Prepare your coloured felt pieces: spread out your strip of BondaWeb paper size up. With a pen or pencil draw around the orange swirl templates (template a), placing the shapes close together to avoid wasting the BondaWeb. Cut the drawn shapes off in one piece and iron onto the orange felt following the manufacturer’s instructions – generally this will mean a medium hot iron without steam. When the bond is securely fixed, cut the pieces out using paper scissors. Do the same with the ‘star’ pieces (template b) in turquoise and pink.

 

5

Finally, draw as many circles as you need (2cm wider in diameter than you have printed template b) on the BondaWeb, iron them on the red felt and cut out.
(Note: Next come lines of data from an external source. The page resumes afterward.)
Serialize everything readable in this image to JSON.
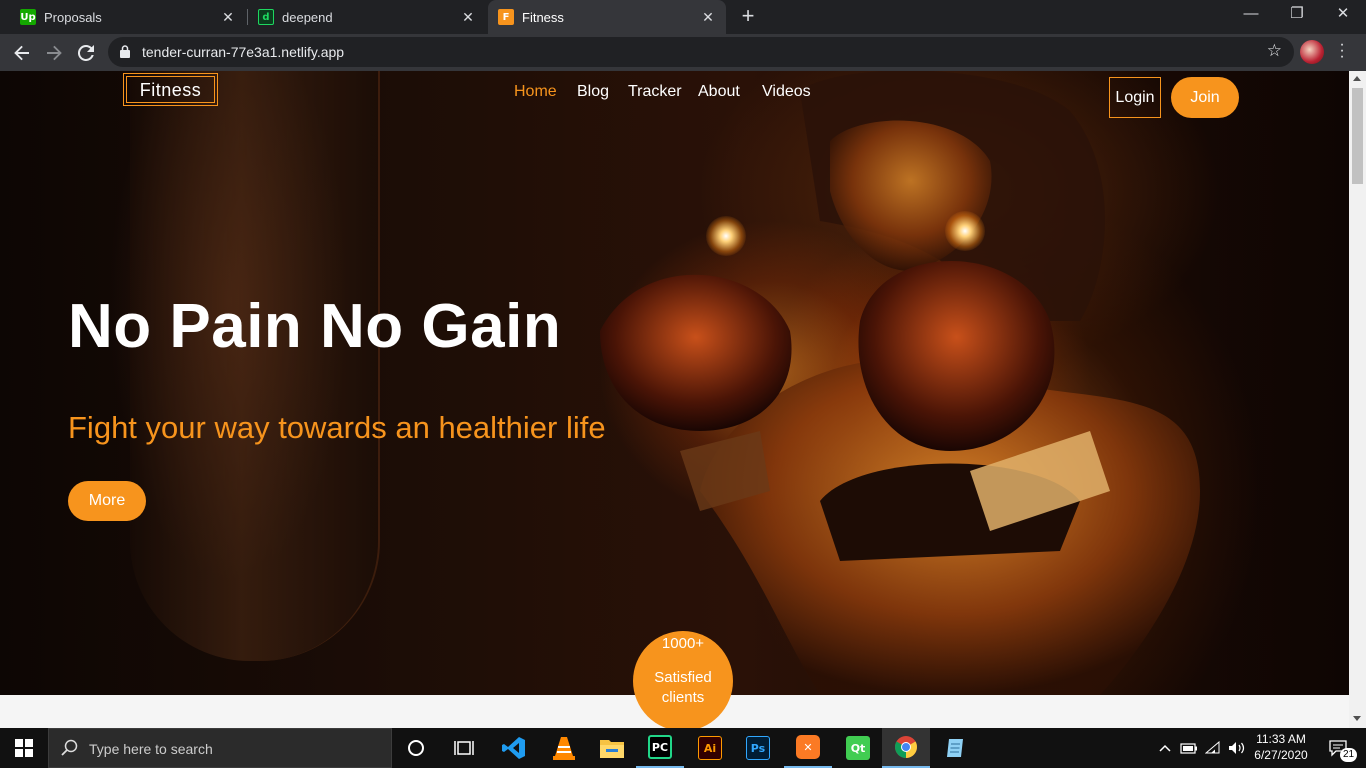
{
  "browser": {
    "tabs": [
      {
        "title": "Proposals",
        "favicon": "Up",
        "favicon_color": "#14a800"
      },
      {
        "title": "deepend",
        "favicon": "d",
        "favicon_color": "#1ed760"
      },
      {
        "title": "Fitness",
        "favicon": "F",
        "favicon_color": "#f7941d"
      }
    ],
    "close_glyph": "✕",
    "new_tab_glyph": "+",
    "url": "tender-curran-77e3a1.netlify.app",
    "window_controls": {
      "minimize": "—",
      "restore": "❐",
      "close": "✕"
    }
  },
  "site": {
    "logo": "Fitness",
    "nav": [
      {
        "label": "Home",
        "active": true
      },
      {
        "label": "Blog"
      },
      {
        "label": "Tracker"
      },
      {
        "label": "About"
      },
      {
        "label": "Videos"
      }
    ],
    "login_label": "Login",
    "join_label": "Join",
    "hero_title": "No Pain No Gain",
    "hero_subtitle": "Fight your way towards an healthier life",
    "more_label": "More",
    "stat_number": "1000+",
    "stat_label": "Satisfied clients",
    "accent_color": "#f7941d"
  },
  "taskbar": {
    "search_placeholder": "Type here to search",
    "apps": [
      "cortana-icon",
      "task-view-icon",
      "vscode-icon",
      "vlc-icon",
      "file-explorer-icon",
      "pycharm-icon",
      "illustrator-icon",
      "photoshop-icon",
      "xampp-icon",
      "qt-icon",
      "chrome-icon",
      "notepad-icon"
    ],
    "app_labels": {
      "pycharm": "PC",
      "illustrator": "Ai",
      "photoshop": "Ps",
      "qt": "Qt"
    },
    "time": "11:33 AM",
    "date": "6/27/2020",
    "notification_count": "21"
  }
}
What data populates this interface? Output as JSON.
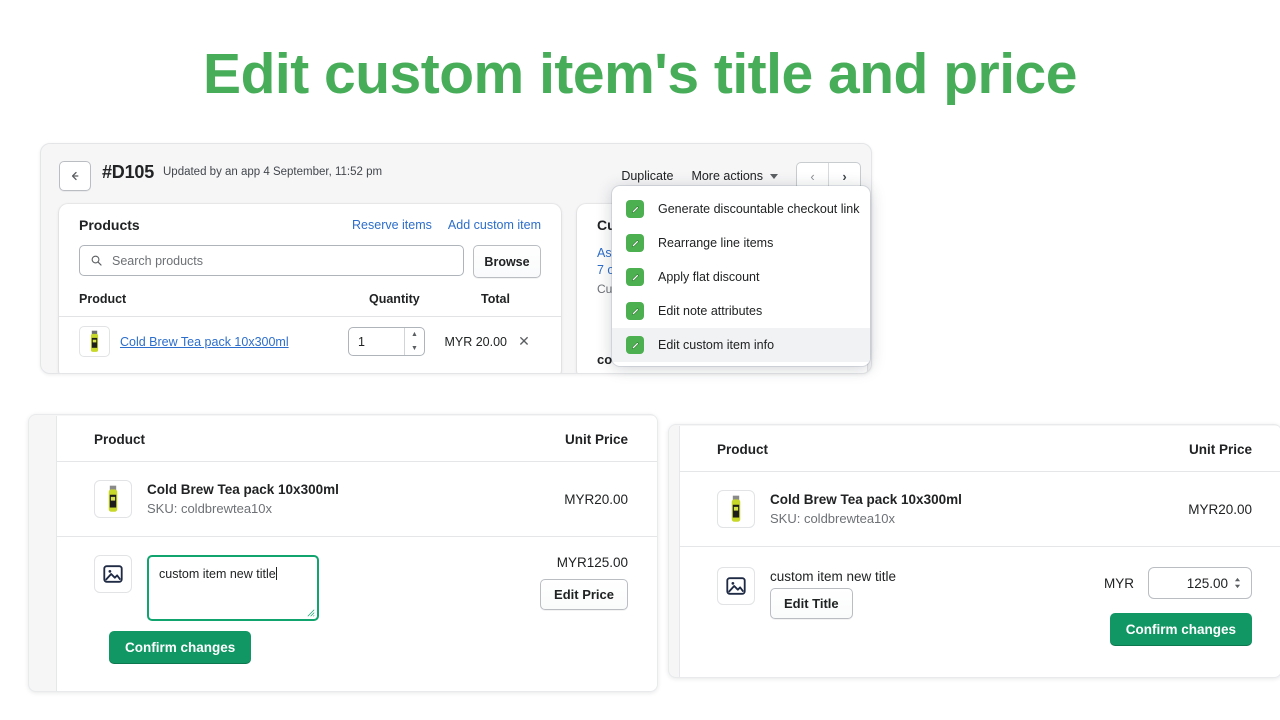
{
  "headline": "Edit custom item's title and price",
  "top_panel": {
    "back_icon": "arrow-left-icon",
    "order_number": "#D105",
    "order_meta": "Updated by an app 4 September, 11:52 pm",
    "duplicate_label": "Duplicate",
    "more_actions_label": "More actions",
    "pager_prev": "‹",
    "pager_next": "›",
    "products_card": {
      "title": "Products",
      "reserve_link": "Reserve items",
      "add_custom_link": "Add custom item",
      "search_placeholder": "Search products",
      "browse_label": "Browse",
      "columns": [
        "Product",
        "Quantity",
        "Total"
      ],
      "rows": [
        {
          "name": "Cold Brew Tea pack 10x300ml",
          "quantity": "1",
          "total": "MYR 20.00",
          "remove": "✕"
        }
      ]
    },
    "customer_card": {
      "title": "Cu",
      "link1": "As",
      "link2": "7 o",
      "muted": "Cu",
      "bottom": "co"
    }
  },
  "dropdown": {
    "items": [
      {
        "label": "Generate discountable checkout link",
        "icon": "pencil-icon",
        "selected": false
      },
      {
        "label": "Rearrange line items",
        "icon": "pencil-icon",
        "selected": false
      },
      {
        "label": "Apply flat discount",
        "icon": "pencil-icon",
        "selected": false
      },
      {
        "label": "Edit note attributes",
        "icon": "pencil-icon",
        "selected": false
      },
      {
        "label": "Edit custom item info",
        "icon": "pencil-icon",
        "selected": true
      }
    ]
  },
  "left_card": {
    "columns": {
      "product": "Product",
      "unit_price": "Unit Price"
    },
    "product_row": {
      "name": "Cold Brew Tea pack 10x300ml",
      "sku": "SKU: coldbrewtea10x",
      "unit_price": "MYR20.00"
    },
    "custom_row": {
      "title_value": "custom item new title",
      "price": "MYR125.00",
      "edit_price_label": "Edit Price"
    },
    "confirm_label": "Confirm changes"
  },
  "right_card": {
    "columns": {
      "product": "Product",
      "unit_price": "Unit Price"
    },
    "product_row": {
      "name": "Cold Brew Tea pack 10x300ml",
      "sku": "SKU: coldbrewtea10x",
      "unit_price": "MYR20.00"
    },
    "custom_row": {
      "title": "custom item new title",
      "edit_title_label": "Edit Title",
      "currency": "MYR",
      "price_value": "125.00"
    },
    "confirm_label": "Confirm changes"
  },
  "colors": {
    "headline_green": "#47ad59",
    "primary_green": "#119764",
    "focus_green": "#12a46f",
    "icon_green": "#4caf50",
    "link_blue": "#2c6ecb"
  }
}
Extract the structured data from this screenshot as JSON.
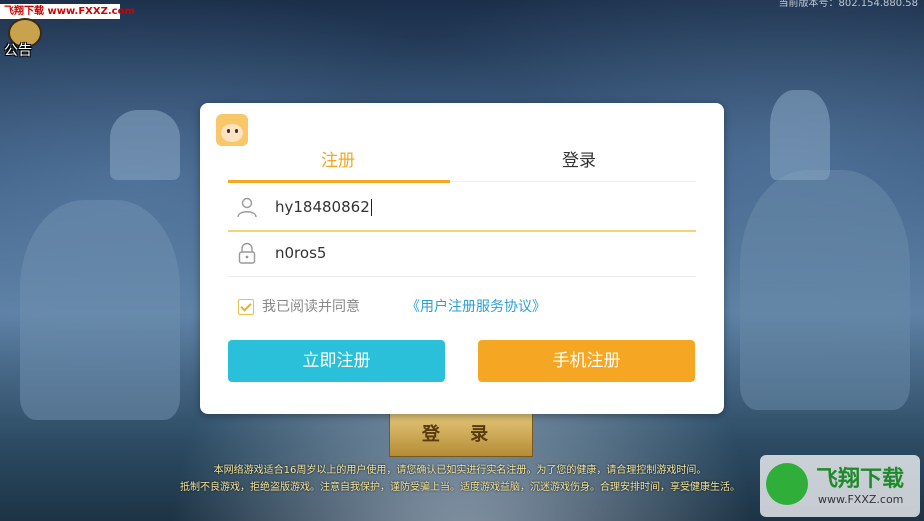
{
  "watermark_top": "飞翔下载 www.FXXZ.com",
  "notice_label": "公告",
  "version_text": "当前版本号：802.154.880.58",
  "dialog": {
    "tabs": [
      {
        "label": "注册",
        "active": true
      },
      {
        "label": "登录",
        "active": false
      }
    ],
    "username_value": "hy18480862",
    "password_value": "n0ros5",
    "user_icon": "user-icon",
    "lock_icon": "lock-icon",
    "agree_text": "我已阅读并同意",
    "agree_link": "《用户注册服务协议》",
    "agree_checked": true,
    "register_button": "立即注册",
    "phone_register_button": "手机注册"
  },
  "game_login_button": "登 录",
  "disclaimer_lines": [
    "本网络游戏适合16周岁以上的用户使用，请您确认已如实进行实名注册。为了您的健康，请合理控制游戏时间。",
    "抵制不良游戏，拒绝盗版游戏。注意自我保护，谨防受骗上当。适度游戏益脑，沉迷游戏伤身。合理安排时间，享受健康生活。"
  ],
  "watermark_bottom": {
    "title": "飞翔下载",
    "url": "www.FXXZ.com"
  },
  "colors": {
    "accent": "#f5a623",
    "primary_button": "#2bc0d9",
    "link": "#2a9fd8"
  }
}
Lay out your base piece of fabric right side up on your footstool and arrange the pieces as you planned them in step 2. When you are happy with the positioning of the pieces, remove the protective paper backing and use an iron to adhere them to the base fabric, starting with the large circles.

 

6

Assemble and iron on all the pieces working methodically and ensuring you don’t iron on the glue side of the felt by mistake.

 

7

Thread the sewing machine with threads to match the felt pieces and zigzag around each piece slowly, raising and lowering the foot at sharp turns, and keeping accurately to the edge of the pieces. You can keep white thread in the bobbin throughout this process as long as your machine’s tension is good and you don’t get specks of the bobbin thread pulled through to the front of your work.

 

8

Once all the felt pieces are stitched on, turn the base fabric wrong side up and lay it over your footstool. Use pins to shape the corners so that the fabric fits snugly and remove it carefully from the stool ensuring the pins don’t fall out (appliqué.

 

9

Stitch along the corners by machine twice for strength, then trim the excess fabric 1cm from the stitch line.

 

10

Place the cover over the stool again, right side down and trim all around to the depth your require. Remove from the stool. Fold your herringbone tape in half and tack all the way round your cover encasing the raw edge. As the two ends meet, overlap and trim them to cover the raw ends. Machine close to the edge of the tape on the right side sewing all three layers together.

 

11

Tack or pin the jumbo rikrak around the inside of the hem so that half of it protrudes beyond the hem on the right side, overlapping the folding the ends in to avoid fraying. Stitch by machine along the centre of the rikrak using white thread.

 

Making notes

Reduce or enlarge the templates to suit the size of your stool. The motif is stronger if it is slightly larger than the top surface of your footstool and drapes over the edges.

Tips

Add extra interest to your cover by stitching your appliqué onto a striped base fabric, such as ticking.